Start of Block

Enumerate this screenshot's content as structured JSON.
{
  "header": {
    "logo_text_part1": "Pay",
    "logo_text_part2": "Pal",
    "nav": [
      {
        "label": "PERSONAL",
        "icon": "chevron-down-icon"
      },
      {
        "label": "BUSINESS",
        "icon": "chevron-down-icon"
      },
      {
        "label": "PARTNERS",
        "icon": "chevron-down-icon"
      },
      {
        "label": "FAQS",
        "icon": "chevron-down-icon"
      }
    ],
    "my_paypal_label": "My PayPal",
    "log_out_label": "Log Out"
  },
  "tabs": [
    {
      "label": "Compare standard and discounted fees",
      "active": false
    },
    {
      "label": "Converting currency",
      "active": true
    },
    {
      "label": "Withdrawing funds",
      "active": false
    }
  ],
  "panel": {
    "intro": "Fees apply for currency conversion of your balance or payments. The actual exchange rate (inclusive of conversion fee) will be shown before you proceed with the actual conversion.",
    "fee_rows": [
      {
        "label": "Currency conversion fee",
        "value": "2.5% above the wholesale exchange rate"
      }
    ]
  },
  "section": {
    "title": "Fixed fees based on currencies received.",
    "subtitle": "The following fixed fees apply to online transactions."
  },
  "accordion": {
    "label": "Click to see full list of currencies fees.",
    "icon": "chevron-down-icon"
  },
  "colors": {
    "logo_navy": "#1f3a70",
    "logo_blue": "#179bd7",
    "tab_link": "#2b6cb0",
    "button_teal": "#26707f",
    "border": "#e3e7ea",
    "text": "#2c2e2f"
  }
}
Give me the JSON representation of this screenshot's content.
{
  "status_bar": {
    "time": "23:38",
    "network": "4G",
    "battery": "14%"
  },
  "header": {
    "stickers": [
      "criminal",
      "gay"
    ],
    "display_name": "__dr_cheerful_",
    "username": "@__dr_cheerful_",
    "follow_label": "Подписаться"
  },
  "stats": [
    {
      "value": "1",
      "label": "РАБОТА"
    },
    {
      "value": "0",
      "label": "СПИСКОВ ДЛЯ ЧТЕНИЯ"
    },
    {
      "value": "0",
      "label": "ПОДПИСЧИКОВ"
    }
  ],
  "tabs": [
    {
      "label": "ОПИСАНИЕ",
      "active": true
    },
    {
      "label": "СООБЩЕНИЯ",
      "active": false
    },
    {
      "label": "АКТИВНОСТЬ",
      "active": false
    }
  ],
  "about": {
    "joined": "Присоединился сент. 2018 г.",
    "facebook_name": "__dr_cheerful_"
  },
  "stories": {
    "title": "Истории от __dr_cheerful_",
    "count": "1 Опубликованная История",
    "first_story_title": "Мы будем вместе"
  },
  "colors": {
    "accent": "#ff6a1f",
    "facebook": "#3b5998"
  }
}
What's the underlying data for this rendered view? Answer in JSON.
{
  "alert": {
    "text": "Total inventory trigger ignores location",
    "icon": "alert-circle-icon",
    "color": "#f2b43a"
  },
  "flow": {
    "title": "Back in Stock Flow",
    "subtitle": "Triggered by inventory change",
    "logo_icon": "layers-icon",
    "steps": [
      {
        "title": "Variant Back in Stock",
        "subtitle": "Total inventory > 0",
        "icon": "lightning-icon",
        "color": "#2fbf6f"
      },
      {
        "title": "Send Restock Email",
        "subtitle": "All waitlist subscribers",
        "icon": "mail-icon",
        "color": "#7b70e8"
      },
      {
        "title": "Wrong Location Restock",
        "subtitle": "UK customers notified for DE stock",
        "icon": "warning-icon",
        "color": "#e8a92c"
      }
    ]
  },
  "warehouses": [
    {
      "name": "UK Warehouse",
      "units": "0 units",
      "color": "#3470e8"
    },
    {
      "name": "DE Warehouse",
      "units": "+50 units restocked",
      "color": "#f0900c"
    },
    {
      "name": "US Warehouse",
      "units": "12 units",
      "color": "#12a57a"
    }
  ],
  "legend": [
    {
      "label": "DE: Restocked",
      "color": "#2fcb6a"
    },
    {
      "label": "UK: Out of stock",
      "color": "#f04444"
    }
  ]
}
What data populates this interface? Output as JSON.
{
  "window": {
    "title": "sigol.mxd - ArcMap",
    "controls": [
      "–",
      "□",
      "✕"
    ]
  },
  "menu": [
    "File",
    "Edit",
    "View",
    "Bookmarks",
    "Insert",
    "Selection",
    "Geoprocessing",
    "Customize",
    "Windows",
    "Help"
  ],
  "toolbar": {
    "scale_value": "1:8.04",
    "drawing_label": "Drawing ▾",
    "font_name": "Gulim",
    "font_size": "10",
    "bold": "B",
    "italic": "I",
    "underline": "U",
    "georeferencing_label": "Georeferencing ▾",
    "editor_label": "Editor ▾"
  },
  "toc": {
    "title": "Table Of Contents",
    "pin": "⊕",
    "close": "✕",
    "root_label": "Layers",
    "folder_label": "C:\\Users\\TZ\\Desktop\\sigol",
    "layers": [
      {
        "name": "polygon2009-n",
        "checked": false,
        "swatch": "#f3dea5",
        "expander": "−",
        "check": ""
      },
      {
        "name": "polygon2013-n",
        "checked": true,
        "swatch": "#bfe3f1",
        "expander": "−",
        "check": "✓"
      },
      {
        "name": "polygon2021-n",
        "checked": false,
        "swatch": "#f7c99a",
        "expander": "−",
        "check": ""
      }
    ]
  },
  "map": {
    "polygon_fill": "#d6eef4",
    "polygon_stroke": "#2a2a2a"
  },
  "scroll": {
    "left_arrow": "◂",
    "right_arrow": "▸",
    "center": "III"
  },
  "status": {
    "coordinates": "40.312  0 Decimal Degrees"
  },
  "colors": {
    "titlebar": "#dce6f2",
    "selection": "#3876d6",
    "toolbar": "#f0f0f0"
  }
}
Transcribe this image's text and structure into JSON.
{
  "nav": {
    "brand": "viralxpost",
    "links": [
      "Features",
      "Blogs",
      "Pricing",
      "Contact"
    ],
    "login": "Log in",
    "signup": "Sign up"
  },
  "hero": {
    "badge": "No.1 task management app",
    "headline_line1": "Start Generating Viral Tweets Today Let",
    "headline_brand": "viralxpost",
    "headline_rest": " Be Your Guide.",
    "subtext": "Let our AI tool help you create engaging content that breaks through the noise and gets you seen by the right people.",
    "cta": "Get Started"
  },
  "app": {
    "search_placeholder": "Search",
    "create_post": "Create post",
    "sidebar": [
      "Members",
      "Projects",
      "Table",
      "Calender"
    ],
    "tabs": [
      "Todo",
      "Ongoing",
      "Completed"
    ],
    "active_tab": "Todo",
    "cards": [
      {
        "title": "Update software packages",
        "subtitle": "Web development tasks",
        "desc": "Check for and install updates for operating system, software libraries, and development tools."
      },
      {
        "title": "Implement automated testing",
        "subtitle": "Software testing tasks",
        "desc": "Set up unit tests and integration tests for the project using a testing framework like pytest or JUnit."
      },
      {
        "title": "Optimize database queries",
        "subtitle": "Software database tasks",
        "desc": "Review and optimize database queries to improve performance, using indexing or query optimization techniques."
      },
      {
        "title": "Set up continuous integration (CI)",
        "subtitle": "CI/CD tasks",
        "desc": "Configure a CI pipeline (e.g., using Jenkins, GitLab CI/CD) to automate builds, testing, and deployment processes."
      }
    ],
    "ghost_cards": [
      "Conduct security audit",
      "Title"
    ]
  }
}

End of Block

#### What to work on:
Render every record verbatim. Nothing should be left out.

#### Answer to this problem:
Enumerate this screenshot's content as structured JSON.
{
  "header": {
    "logo_text_part1": "Pay",
    "logo_text_part2": "Pal",
    "nav": [
      {
        "label": "PERSONAL",
        "icon": "chevron-down-icon"
      },
      {
        "label": "BUSINESS",
        "icon": "chevron-down-icon"
      },
      {
        "label": "PARTNERS",
        "icon": "chevron-down-icon"
      },
      {
        "label": "FAQS",
        "icon": "chevron-down-icon"
      }
    ],
    "my_paypal_label": "My PayPal",
    "log_out_label": "Log Out"
  },
  "tabs": [
    {
      "label": "Compare standard and discounted fees",
      "active": false
    },
    {
      "label": "Converting currency",
      "active": true
    },
    {
      "label": "Withdrawing funds",
      "active": false
    }
  ],
  "panel": {
    "intro": "Fees apply for currency conversion of your balance or payments. The actual exchange rate (inclusive of conversion fee) will be shown before you proceed with the actual conversion.",
    "fee_rows": [
      {
        "label": "Currency conversion fee",
        "value": "2.5% above the wholesale exchange rate"
      }
    ]
  },
  "section": {
    "title": "Fixed fees based on currencies received.",
    "subtitle": "The following fixed fees apply to online transactions."
  },
  "accordion": {
    "label": "Click to see full list of currencies fees.",
    "icon": "chevron-down-icon"
  },
  "colors": {
    "logo_navy": "#1f3a70",
    "logo_blue": "#179bd7",
    "tab_link": "#2b6cb0",
    "button_teal": "#26707f",
    "border": "#e3e7ea",
    "text": "#2c2e2f"
  }
}
Give me the JSON representation of this screenshot's content.
{
  "status_bar": {
    "time": "23:38",
    "network": "4G",
    "battery": "14%"
  },
  "header": {
    "stickers": [
      "criminal",
      "gay"
    ],
    "display_name": "__dr_cheerful_",
    "username": "@__dr_cheerful_",
    "follow_label": "Подписаться"
  },
  "stats": [
    {
      "value": "1",
      "label": "РАБОТА"
    },
    {
      "value": "0",
      "label": "СПИСКОВ ДЛЯ ЧТЕНИЯ"
    },
    {
      "value": "0",
      "label": "ПОДПИСЧИКОВ"
    }
  ],
  "tabs": [
    {
      "label": "ОПИСАНИЕ",
      "active": true
    },
    {
      "label": "СООБЩЕНИЯ",
      "active": false
    },
    {
      "label": "АКТИВНОСТЬ",
      "active": false
    }
  ],
  "about": {
    "joined": "Присоединился сент. 2018 г.",
    "facebook_name": "__dr_cheerful_"
  },
  "stories": {
    "title": "Истории от __dr_cheerful_",
    "count": "1 Опубликованная История",
    "first_story_title": "Мы будем вместе"
  },
  "colors": {
    "accent": "#ff6a1f",
    "facebook": "#3b5998"
  }
}
What's the underlying data for this rendered view? Answer in JSON.
{
  "alert": {
    "text": "Total inventory trigger ignores location",
    "icon": "alert-circle-icon",
    "color": "#f2b43a"
  },
  "flow": {
    "title": "Back in Stock Flow",
    "subtitle": "Triggered by inventory change",
    "logo_icon": "layers-icon",
    "steps": [
      {
        "title": "Variant Back in Stock",
        "subtitle": "Total inventory > 0",
        "icon": "lightning-icon",
        "color": "#2fbf6f"
      },
      {
        "title": "Send Restock Email",
        "subtitle": "All waitlist subscribers",
        "icon": "mail-icon",
        "color": "#7b70e8"
      },
      {
        "title": "Wrong Location Restock",
        "subtitle": "UK customers notified for DE stock",
        "icon": "warning-icon",
        "color": "#e8a92c"
      }
    ]
  },
  "warehouses": [
    {
      "name": "UK Warehouse",
      "units": "0 units",
      "color": "#3470e8"
    },
    {
      "name": "DE Warehouse",
      "units": "+50 units restocked",
      "color": "#f0900c"
    },
    {
      "name": "US Warehouse",
      "units": "12 units",
      "color": "#12a57a"
    }
  ],
  "legend": [
    {
      "label": "DE: Restocked",
      "color": "#2fcb6a"
    },
    {
      "label": "UK: Out of stock",
      "color": "#f04444"
    }
  ]
}
What data populates this interface? Output as JSON.
{
  "window": {
    "title": "sigol.mxd - ArcMap",
    "controls": [
      "–",
      "□",
      "✕"
    ]
  },
  "menu": [
    "File",
    "Edit",
    "View",
    "Bookmarks",
    "Insert",
    "Selection",
    "Geoprocessing",
    "Customize",
    "Windows",
    "Help"
  ],
  "toolbar": {
    "scale_value": "1:8.04",
    "drawing_label": "Drawing ▾",
    "font_name": "Gulim",
    "font_size": "10",
    "bold": "B",
    "italic": "I",
    "underline": "U",
    "georeferencing_label": "Georeferencing ▾",
    "editor_label": "Editor ▾"
  },
  "toc": {
    "title": "Table Of Contents",
    "pin": "⊕",
    "close": "✕",
    "root_label": "Layers",
    "folder_label": "C:\\Users\\TZ\\Desktop\\sigol",
    "layers": [
      {
        "name": "polygon2009-n",
        "checked": false,
        "swatch": "#f3dea5",
        "expander": "−",
        "check": ""
      },
      {
        "name": "polygon2013-n",
        "checked": true,
        "swatch": "#bfe3f1",
        "expander": "−",
        "check": "✓"
      },
      {
        "name": "polygon2021-n",
        "checked": false,
        "swatch": "#f7c99a",
        "expander": "−",
        "check": ""
      }
    ]
  },
  "map": {
    "polygon_fill": "#d6eef4",
    "polygon_stroke": "#2a2a2a"
  },
  "scroll": {
    "left_arrow": "◂",
    "right_arrow": "▸",
    "center": "III"
  },
  "status": {
    "coordinates": "40.312  0 Decimal Degrees"
  },
  "colors": {
    "titlebar": "#dce6f2",
    "selection": "#3876d6",
    "toolbar": "#f0f0f0"
  }
}
Transcribe this image's text and structure into JSON.
{
  "nav": {
    "brand": "viralxpost",
    "links": [
      "Features",
      "Blogs",
      "Pricing",
      "Contact"
    ],
    "login": "Log in",
    "signup": "Sign up"
  },
  "hero": {
    "badge": "No.1 task management app",
    "headline_line1": "Start Generating Viral Tweets Today Let",
    "headline_brand": "viralxpost",
    "headline_rest": " Be Your Guide.",
    "subtext": "Let our AI tool help you create engaging content that breaks through the noise and gets you seen by the right people.",
    "cta": "Get Started"
  },
  "app": {
    "search_placeholder": "Search",
    "create_post": "Create post",
    "sidebar": [
      "Members",
      "Projects",
      "Table",
      "Calender"
    ],
    "tabs": [
      "Todo",
      "Ongoing",
      "Completed"
    ],
    "active_tab": "Todo",
    "cards": [
      {
        "title": "Update software packages",
        "subtitle": "Web development tasks",
        "desc": "Check for and install updates for operating system, software libraries, and development tools."
      },
      {
        "title": "Implement automated testing",
        "subtitle": "Software testing tasks",
        "desc": "Set up unit tests and integration tests for the project using a testing framework like pytest or JUnit."
      },
      {
        "title": "Optimize database queries",
        "subtitle": "Software database tasks",
        "desc": "Review and optimize database queries to improve performance, using indexing or query optimization techniques."
      },
      {
        "title": "Set up continuous integration (CI)",
        "subtitle": "CI/CD tasks",
        "desc": "Configure a CI pipeline (e.g., using Jenkins, GitLab CI/CD) to automate builds, testing, and deployment processes."
      }
    ],
    "ghost_cards": [
      "Conduct security audit",
      "Title"
    ]
  }
}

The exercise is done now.